But in recent years, ghosting has become a phenomenon not just among would-be lovers, but also employers and their potential employees. Last year, the Federal Reserve Bank introduced the term into their December Beige Book, noting an uptick in the number of employees who stopped coming to work without notice. And even though 2019’s labour market has been one of the tightest in years, HR ghosting continues — and it’s not going away anytime soon.
“Ghosting might not be malicious in any way, but I don’t think most companies are all that concerned about improving the hiring experience for candidates,” says Cynthia Pong, a career coach in New York City. “In my opinion, many organizations are mainly — or only — concerned with filling the position and moving on to fill the next vacant role (along with any number of other concerns like their bottom line, serving clients and customers, meeting quarterly or annual goals, answering to board members and shareholders, etc.).”
Tony Doster, a career transition coach with The Entrepreneur’s Source, believes that ghosting is more prevalent when recruiters are involved. “One can surmise the reasons from the way the industry is structured,” he says. “From the compensation structure to the competition to find candidates, to being ‘a step removed’ in that the hiring company may not be responsive — these could all be factors.

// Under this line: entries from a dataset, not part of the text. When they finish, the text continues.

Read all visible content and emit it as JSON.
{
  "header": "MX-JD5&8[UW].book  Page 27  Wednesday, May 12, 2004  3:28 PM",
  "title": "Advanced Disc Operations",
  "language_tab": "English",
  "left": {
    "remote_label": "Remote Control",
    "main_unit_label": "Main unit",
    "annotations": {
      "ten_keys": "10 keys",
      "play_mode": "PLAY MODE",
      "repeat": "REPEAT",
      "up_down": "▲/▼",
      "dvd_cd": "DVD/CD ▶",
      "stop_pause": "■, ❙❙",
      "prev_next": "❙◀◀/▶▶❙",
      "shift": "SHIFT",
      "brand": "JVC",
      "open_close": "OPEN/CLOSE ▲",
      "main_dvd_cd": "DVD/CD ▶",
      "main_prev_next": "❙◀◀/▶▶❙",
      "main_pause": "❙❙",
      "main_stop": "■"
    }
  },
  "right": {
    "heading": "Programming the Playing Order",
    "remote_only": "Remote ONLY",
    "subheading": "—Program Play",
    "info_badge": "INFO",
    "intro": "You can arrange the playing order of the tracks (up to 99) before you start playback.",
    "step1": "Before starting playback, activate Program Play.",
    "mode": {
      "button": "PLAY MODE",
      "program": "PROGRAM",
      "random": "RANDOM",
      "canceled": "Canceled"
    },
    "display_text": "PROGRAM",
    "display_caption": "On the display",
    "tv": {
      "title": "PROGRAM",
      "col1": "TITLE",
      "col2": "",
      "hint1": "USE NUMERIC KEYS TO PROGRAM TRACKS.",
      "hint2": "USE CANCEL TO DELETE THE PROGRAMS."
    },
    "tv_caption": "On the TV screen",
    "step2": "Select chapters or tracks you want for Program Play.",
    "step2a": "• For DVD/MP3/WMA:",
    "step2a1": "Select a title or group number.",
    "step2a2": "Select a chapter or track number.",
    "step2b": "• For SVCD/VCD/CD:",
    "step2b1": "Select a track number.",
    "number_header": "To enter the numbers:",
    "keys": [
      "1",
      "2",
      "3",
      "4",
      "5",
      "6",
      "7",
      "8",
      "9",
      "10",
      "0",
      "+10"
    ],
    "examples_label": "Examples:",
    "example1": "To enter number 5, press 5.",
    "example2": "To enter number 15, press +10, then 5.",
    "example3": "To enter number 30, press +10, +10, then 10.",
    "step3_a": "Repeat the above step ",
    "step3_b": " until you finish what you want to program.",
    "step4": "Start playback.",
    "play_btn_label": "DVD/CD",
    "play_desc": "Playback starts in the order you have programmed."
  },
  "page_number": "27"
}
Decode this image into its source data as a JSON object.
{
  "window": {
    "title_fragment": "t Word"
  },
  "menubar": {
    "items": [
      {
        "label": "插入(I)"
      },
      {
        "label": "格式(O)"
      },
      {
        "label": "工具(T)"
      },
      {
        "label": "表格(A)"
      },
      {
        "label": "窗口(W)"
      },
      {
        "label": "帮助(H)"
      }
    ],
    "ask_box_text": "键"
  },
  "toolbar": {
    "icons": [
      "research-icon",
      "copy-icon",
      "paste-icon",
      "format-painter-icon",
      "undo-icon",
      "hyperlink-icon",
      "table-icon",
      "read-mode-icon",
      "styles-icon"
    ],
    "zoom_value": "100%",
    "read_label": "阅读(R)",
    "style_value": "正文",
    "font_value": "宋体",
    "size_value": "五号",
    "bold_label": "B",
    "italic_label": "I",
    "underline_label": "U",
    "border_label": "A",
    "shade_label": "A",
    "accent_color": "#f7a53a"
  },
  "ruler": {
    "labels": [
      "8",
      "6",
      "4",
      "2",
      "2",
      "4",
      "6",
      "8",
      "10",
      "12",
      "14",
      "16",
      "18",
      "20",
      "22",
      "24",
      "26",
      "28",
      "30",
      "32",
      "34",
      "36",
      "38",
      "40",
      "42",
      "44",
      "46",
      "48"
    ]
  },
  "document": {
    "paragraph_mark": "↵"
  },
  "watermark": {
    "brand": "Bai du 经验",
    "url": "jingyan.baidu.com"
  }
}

And when you add recruiter turnover to the mix, it is fertile territory for this conduct.”
And Forbes just published even more insight into the phenomenon, citing fear of litigation as a primary reason why companies don’t provide feedback. The appearance of negative feedback could be interpreted as discriminatory, for example. Vexed candidates might take to social media to voice their displeasure with whatever “criticism” they’ve received, tarnishing the carefully crafted corporate brand.
“After you’ve been ghosted multiple times, you start to lose the motivation to keep searching,” says Lana McCormick of Indianapolis. “It makes me angry. I’ve invested a lot of time and effort into these companies and recruiters, jumped through so many hoops, and they dismiss it like it’s nothing.”
So what steps should job seekers take if they feel they’ve been ghosted during the hiring process? Ms. Pong offers these suggestions:
- Don’t take it personally. Unless you have reason to believe that you’re doing something wrong, remember that there are plenty of reasons for being ghosted that have nothing to do with you.
- Focus on the next application or job prospect. I like to call this “hope on the horizon.” (Or to bring it up to present-day pop culture: “Thank you, next.”) When we have something else to focus on — another potential role to be excited about, another organization to research, another networking conversation or interview to prepare for — it helps with moving on from past dead-ends.
- Also, keep networking. The vast majority of people are hired because of who they know. Ensuring that your network is “simmering” helps with a) getting hired, b) keeping your spirits up, and c) practising your interviewing skills.
- Take care of your physical and mental health. It’s easy to feel demoralized and burnt out from job hunting for extended periods — especially if you’re getting ghosted a lot. Be sure to get the support you need and do what you need to do to take care of your health. That has to remain priority number one.
For generations, job seekers have been trained to regularly follow up with potential employers, to make an effort to stay in contact throughout the hiring process. It would be ideal if recruiters and HR leaders would return the favour. We get it — it might not be the most comfortable phone call to make. But leaving us with a positive image of the company could go a long way for everyone.